> Exercise goal:
Check each line of the data below for the word "Разрешает", then extract the ones that have it.

*** Input material ***

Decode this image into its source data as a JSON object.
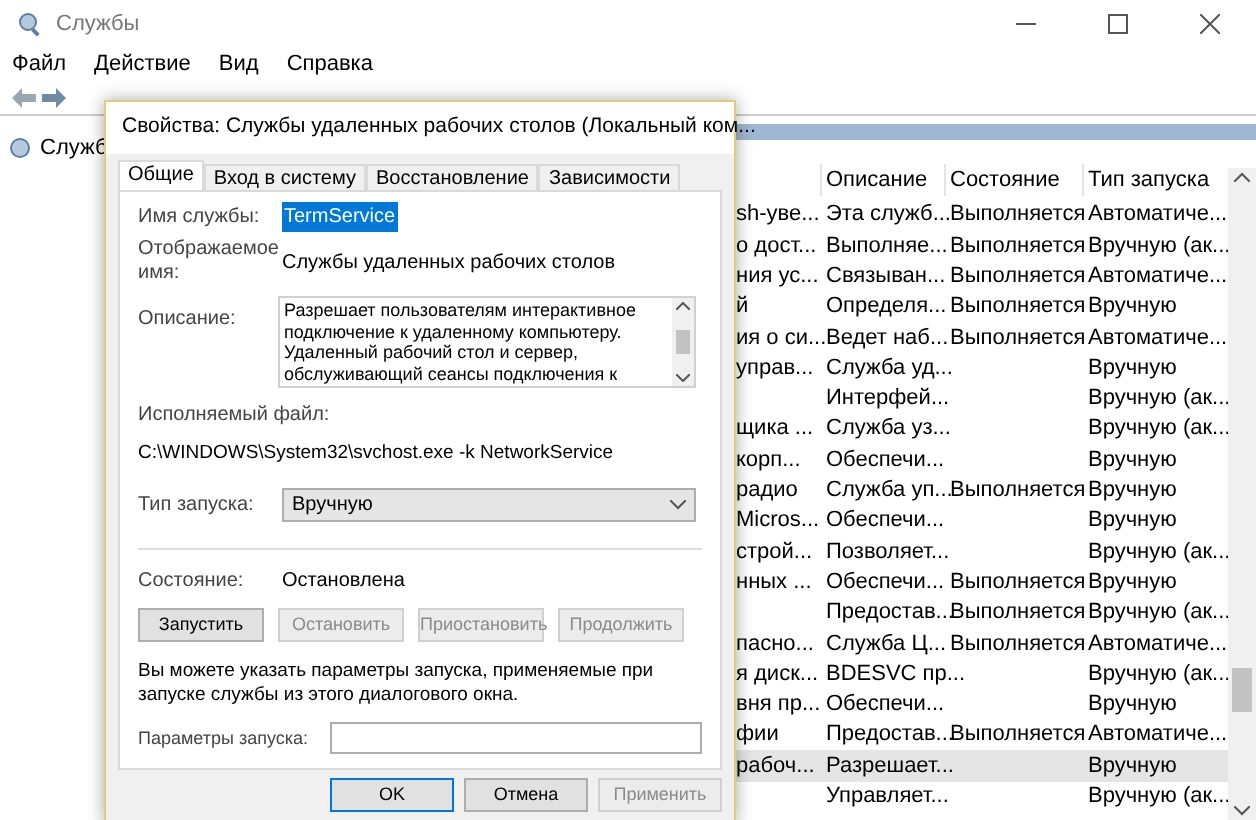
{
  "window": {
    "title": "Службы"
  },
  "menu": [
    "Файл",
    "Действие",
    "Вид",
    "Справка"
  ],
  "tree": {
    "label": "Служб"
  },
  "table": {
    "columns": [
      "Описание",
      "Состояние",
      "Тип запуска"
    ],
    "rows": [
      {
        "name": "sh-уве...",
        "description": "Эта служб...",
        "status": "Выполняется",
        "startup": "Автоматиче...",
        "selected": false
      },
      {
        "name": "о дост...",
        "description": "Выполняе...",
        "status": "Выполняется",
        "startup": "Вручную (ак...",
        "selected": false
      },
      {
        "name": "ния ус...",
        "description": "Связыван...",
        "status": "Выполняется",
        "startup": "Автоматиче...",
        "selected": false
      },
      {
        "name": "й",
        "description": "Определя...",
        "status": "Выполняется",
        "startup": "Вручную",
        "selected": false
      },
      {
        "name": "ия о си...",
        "description": "Ведет наб...",
        "status": "Выполняется",
        "startup": "Автоматиче...",
        "selected": false
      },
      {
        "name": "управ...",
        "description": "Служба уд...",
        "status": "",
        "startup": "Вручную",
        "selected": false
      },
      {
        "name": "",
        "description": "Интерфей...",
        "status": "",
        "startup": "Вручную (ак...",
        "selected": false
      },
      {
        "name": "щика ...",
        "description": "Служба уз...",
        "status": "",
        "startup": "Вручную (ак...",
        "selected": false
      },
      {
        "name": "корп...",
        "description": "Обеспечи...",
        "status": "",
        "startup": "Вручную",
        "selected": false
      },
      {
        "name": "радио",
        "description": "Служба уп...",
        "status": "Выполняется",
        "startup": "Вручную",
        "selected": false
      },
      {
        "name": "Micros...",
        "description": "Обеспечи...",
        "status": "",
        "startup": "Вручную",
        "selected": false
      },
      {
        "name": "строй...",
        "description": "Позволяет...",
        "status": "",
        "startup": "Вручную (ак...",
        "selected": false
      },
      {
        "name": "нных ...",
        "description": "Обеспечи...",
        "status": "Выполняется",
        "startup": "Вручную",
        "selected": false
      },
      {
        "name": "",
        "description": "Предостав...",
        "status": "Выполняется",
        "startup": "Вручную (ак...",
        "selected": false
      },
      {
        "name": "пасно...",
        "description": "Служба Ц...",
        "status": "Выполняется",
        "startup": "Автоматиче...",
        "selected": false
      },
      {
        "name": "я диск...",
        "description": "BDESVC пр...",
        "status": "",
        "startup": "Вручную (ак...",
        "selected": false
      },
      {
        "name": "вня пр...",
        "description": "Обеспечи...",
        "status": "",
        "startup": "Вручную",
        "selected": false
      },
      {
        "name": "фии",
        "description": "Предостав...",
        "status": "Выполняется",
        "startup": "Автоматиче...",
        "selected": false
      },
      {
        "name": "рабоч...",
        "description": "Разрешает...",
        "status": "",
        "startup": "Вручную",
        "selected": true
      },
      {
        "name": "",
        "description": "Управляет...",
        "status": "",
        "startup": "Вручную (ак...",
        "selected": false
      }
    ]
  },
  "dialog": {
    "title": "Свойства: Службы удаленных рабочих столов (Локальный ком...",
    "tabs": [
      {
        "label": "Общие",
        "selected": true
      },
      {
        "label": "Вход в систему",
        "selected": false
      },
      {
        "label": "Восстановление",
        "selected": false
      },
      {
        "label": "Зависимости",
        "selected": false
      }
    ],
    "service_name_label": "Имя службы:",
    "service_name": "TermService",
    "display_name_label": "Отображаемое имя:",
    "display_name": "Службы удаленных рабочих столов",
    "description_label": "Описание:",
    "description": "Разрешает пользователям интерактивное подключение к удаленному компьютеру. Удаленный рабочий стол и сервер, обслуживающий сеансы подключения к",
    "executable_label": "Исполняемый файл:",
    "executable": "C:\\WINDOWS\\System32\\svchost.exe -k NetworkService",
    "startup_type_label": "Тип запуска:",
    "startup_type": "Вручную",
    "status_label": "Состояние:",
    "status": "Остановлена",
    "service_buttons": [
      {
        "label": "Запустить",
        "disabled": false
      },
      {
        "label": "Остановить",
        "disabled": true
      },
      {
        "label": "Приостановить",
        "disabled": true
      },
      {
        "label": "Продолжить",
        "disabled": true
      }
    ],
    "hint": "Вы можете указать параметры запуска, применяемые при запуске службы из этого диалогового окна.",
    "params_label": "Параметры запуска:",
    "buttons": [
      {
        "label": "OK",
        "disabled": false
      },
      {
        "label": "Отмена",
        "disabled": false
      },
      {
        "label": "Применить",
        "disabled": true
      }
    ]
  }
}
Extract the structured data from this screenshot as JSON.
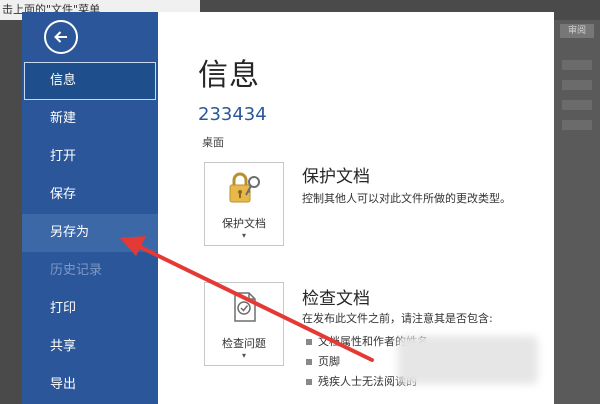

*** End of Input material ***

> Answer:
        "description": "Разрешает...",
    "description": "Разрешает пользователям интерактивное подключение к удаленному компьютеру. Удаленный рабочий стол и сервер, обслуживающий сеансы подключения к",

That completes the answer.